- **Description of the task**:
Show every line below where "title" appears.

START Records supplied

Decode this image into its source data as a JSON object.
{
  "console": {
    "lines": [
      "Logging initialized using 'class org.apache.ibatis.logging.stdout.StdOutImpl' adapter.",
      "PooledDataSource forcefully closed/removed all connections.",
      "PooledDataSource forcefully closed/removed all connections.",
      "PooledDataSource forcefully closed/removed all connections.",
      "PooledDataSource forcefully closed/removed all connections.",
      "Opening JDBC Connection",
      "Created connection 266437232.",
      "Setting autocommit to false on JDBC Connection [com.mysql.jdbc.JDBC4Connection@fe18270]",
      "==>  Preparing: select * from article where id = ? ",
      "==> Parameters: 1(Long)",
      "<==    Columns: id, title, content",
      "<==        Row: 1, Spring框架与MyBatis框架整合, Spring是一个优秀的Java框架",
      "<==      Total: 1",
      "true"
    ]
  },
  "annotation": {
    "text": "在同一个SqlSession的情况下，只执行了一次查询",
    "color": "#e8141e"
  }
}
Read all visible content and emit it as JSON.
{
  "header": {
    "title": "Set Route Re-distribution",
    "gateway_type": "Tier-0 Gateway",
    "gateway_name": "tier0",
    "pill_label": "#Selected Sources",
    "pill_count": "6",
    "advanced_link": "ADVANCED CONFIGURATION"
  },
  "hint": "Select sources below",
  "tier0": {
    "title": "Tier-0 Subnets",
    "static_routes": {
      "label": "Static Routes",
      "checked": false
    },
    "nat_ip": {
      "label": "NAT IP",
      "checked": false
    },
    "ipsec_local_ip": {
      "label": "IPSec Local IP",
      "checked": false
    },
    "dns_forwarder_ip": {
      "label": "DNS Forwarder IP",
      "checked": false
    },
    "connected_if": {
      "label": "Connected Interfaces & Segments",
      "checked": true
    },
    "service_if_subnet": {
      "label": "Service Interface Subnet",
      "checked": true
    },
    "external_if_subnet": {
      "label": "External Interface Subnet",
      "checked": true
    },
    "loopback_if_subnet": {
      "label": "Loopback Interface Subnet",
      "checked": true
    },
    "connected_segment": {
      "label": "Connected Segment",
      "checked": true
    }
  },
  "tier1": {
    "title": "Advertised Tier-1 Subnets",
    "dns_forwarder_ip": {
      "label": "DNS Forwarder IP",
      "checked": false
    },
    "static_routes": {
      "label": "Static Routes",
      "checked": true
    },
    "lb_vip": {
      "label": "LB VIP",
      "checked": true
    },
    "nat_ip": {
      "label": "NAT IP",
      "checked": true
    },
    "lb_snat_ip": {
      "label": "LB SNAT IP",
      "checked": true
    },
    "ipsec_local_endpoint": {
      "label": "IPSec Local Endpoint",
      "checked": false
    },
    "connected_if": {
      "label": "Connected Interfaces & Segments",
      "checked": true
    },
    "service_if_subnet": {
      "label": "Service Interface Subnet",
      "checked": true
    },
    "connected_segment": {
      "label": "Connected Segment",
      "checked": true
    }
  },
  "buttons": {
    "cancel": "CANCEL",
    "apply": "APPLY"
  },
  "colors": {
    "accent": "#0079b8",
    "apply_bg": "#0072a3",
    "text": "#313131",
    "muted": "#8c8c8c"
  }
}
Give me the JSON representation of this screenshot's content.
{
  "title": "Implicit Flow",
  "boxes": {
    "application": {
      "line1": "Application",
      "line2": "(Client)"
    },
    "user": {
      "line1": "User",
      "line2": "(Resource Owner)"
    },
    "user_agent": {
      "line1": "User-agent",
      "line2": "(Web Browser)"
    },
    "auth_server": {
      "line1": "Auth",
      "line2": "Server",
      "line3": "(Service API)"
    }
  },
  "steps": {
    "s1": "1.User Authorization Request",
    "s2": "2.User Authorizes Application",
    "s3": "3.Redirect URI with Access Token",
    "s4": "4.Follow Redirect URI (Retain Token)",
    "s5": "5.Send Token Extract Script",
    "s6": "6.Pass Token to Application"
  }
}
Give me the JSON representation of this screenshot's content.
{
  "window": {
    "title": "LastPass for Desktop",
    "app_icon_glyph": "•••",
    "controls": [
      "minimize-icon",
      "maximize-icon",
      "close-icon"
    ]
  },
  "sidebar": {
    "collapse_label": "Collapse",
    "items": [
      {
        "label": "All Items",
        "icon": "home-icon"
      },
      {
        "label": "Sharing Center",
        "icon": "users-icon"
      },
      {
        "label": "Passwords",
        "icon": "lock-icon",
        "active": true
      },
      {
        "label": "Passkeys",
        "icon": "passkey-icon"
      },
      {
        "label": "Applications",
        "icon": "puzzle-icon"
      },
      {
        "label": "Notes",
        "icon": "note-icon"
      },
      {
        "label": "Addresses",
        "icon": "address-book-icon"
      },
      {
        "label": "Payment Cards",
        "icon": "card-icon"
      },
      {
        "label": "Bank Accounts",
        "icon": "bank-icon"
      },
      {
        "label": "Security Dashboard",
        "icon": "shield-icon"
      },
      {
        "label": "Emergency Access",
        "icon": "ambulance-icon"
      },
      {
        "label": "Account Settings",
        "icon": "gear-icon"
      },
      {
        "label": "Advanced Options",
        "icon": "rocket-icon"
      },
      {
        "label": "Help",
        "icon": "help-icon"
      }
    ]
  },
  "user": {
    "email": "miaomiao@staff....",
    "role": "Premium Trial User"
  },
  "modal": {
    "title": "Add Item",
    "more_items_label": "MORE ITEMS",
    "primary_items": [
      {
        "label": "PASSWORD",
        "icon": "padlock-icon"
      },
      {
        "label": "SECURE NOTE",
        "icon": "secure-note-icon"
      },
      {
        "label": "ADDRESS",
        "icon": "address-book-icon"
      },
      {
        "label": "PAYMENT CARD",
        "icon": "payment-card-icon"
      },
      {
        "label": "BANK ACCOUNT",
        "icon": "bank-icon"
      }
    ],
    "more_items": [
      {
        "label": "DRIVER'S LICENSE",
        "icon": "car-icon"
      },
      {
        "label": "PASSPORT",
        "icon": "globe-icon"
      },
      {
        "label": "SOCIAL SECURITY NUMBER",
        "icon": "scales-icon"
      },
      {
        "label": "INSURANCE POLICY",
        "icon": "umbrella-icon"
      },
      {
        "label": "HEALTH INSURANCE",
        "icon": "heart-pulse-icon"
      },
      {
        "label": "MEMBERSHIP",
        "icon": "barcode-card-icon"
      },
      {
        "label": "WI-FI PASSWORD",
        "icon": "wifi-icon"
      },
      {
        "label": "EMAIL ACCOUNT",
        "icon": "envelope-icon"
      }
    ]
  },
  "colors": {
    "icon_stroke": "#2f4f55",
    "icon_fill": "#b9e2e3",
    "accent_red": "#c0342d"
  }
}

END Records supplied

- **Answer for the task**:
      "<==    Columns: id, title, content",
    "title": "Set Route Re-distribution",
    "title": "Tier-0 Subnets",
    "title": "Advertised Tier-1 Subnets",
  "title": "Implicit Flow",
    "title": "LastPass for Desktop",
    "title": "Add Item",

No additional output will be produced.